In the age of YouTube, what's the point in Saudi Arabia's cinema ban?

In 2008, a rare screening of the Saudi comedy film "Manahi" in Jeddah raised hopes -- that were eventually dashed -- that a then three-decade ban on cinema in the kingdom could be lifted.

Story highlights

  • Saudi Arabia's "Vision 2030" program promises a wave of cultural reforms in order to diversify the kingdom's oil-dependent economy
  • The establishment of the General Entertainment Authority had sparked hopes cinema would be unbanned in Saudi as part of the reforms
  • But the Grand Mufti Sheikh Abdul Aziz Al Sheikh subsequently ruled out this option, marking cinema as a "red line" issue

Haifaa al-Mansour is a Saudi Arabian film director. Her debut feature "Wadjda" was the first feature film shot in Saudi Arabia, and the first by a female director. It was submitted by Saudi Arabia in the Best Foreign Language Film category at the 86th Academy Awards.

(CNN)This week marked the end of another period of prolonged excitement about the possibility of re-opening cinemas in the Kingdom of Saudi Arabia, which have been banned since the 1980s.

My hopes in this area have been crushed countless times before. But my optimism had been reignited by the recent establishment of the General Entertainment Authority, as part of Saudi Arabia's "Vision 2030" program, which promises a wave of cultural reforms intended to diversify the kingdom's oil-dependent economy.
    Film director Haifaa al-Mansour.
    As a filmmaker, I bristled with anticipation. I thought of the day in 2012 when the Saudi Arabian Society for Culture and Arts attempted to host a screening of my film "Wadjda" at a small venue in Riyadh to help it qualify for the Academy Awards.
    It was the first film ever shot in the Kingdom, and I was so proud to share it with a Saudi audience.
    A still from the film "Wadjda", about an 11-year-old girl who dreams of owning a green bicycle.
    But I watched helplessly on social media as bystanders posted videos of bearded men descending on the venue to shut it down.
    We held other screenings in the German and American embassies, but it felt like a dream deferred.
    This time felt different. Like we had moved on.
    Wouldn't opening movie theaters be a natural part of any plan to increase domestic entertainment options in a country where people spend most of their time indoors? Does any other country in the world offer a more captive audience?
    It could not only prove to be a huge local industry, but also could be easily controlled to fit our culture.
    So why is it even an issue?

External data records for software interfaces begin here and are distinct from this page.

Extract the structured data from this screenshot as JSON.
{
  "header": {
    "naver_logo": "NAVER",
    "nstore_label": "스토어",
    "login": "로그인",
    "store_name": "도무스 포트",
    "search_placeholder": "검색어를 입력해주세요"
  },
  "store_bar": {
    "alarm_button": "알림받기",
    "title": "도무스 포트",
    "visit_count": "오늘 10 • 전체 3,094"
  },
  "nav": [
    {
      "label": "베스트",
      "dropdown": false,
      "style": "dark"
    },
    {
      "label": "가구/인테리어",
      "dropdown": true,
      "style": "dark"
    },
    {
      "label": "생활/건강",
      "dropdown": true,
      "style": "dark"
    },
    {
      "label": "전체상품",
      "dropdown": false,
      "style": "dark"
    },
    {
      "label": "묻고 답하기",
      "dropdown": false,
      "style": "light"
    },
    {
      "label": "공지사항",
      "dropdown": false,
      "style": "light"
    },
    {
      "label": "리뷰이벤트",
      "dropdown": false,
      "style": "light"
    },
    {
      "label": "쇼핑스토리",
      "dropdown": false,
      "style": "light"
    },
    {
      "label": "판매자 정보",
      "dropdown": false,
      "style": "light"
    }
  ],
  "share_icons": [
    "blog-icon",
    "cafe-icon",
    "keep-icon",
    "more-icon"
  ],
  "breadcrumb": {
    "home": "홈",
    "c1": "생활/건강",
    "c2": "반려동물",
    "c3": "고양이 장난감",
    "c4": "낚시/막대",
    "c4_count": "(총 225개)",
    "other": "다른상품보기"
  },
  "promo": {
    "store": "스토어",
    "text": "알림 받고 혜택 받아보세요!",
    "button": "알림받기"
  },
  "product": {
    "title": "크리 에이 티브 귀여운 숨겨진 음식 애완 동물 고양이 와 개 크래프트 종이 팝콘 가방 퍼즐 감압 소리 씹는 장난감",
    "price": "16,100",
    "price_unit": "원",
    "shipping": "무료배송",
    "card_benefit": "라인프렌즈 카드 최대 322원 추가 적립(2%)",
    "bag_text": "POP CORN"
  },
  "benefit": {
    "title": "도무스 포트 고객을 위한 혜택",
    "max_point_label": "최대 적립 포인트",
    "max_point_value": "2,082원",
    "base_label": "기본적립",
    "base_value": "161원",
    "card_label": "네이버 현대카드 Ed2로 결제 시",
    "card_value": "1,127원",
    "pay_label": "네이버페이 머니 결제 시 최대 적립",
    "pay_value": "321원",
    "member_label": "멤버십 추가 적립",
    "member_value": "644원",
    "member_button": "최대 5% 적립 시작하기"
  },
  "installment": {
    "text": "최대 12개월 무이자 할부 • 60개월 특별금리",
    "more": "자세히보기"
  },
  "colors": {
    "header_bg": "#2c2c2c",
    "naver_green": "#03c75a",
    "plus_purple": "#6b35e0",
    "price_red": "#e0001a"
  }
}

    An "immoral" threat to traditional values

    After weeks of hope, the declaration by Grand Mufti Sheikh Abdul Aziz Al Sheikh -- the most senior and influential Muslim religious and legal authority in Saudi Arabia -- that cinemas (along with concerts) were "immoral" and a threat to traditional values once again broke my heart.
    His comments proved that cinemas remain one of the two "red line" issues within Saudi Arabia that transcend rational discourse.
    Along with the issue of women driving, opening movie theaters remains an "all or nothing" symbolic issue that we just can't seem to get past.
    Despite the many, positive changes that I have witnessed sweeping the country, with women now working everywhere from the malls to the Shura council, for example, and the great strides we have made in modernizing and adapting to the modern age, we seem doomed to be known internationally as "a country where women still cannot drive and movie theaters are still illegal."

    Women banned from driving

    Preventing women from driving is a pretty straightforward issue.
    While arguably less critical than issues of guardianship or legal representation for women (many legal matters require the approval of a male guardian), it is the one most easily understood internationally as oppressive to the lives of Saudi women.
    Conservatives see driving as the final firewall against female empowerment. Controlling our physical mobility is the foundation for all other forms of their oppression.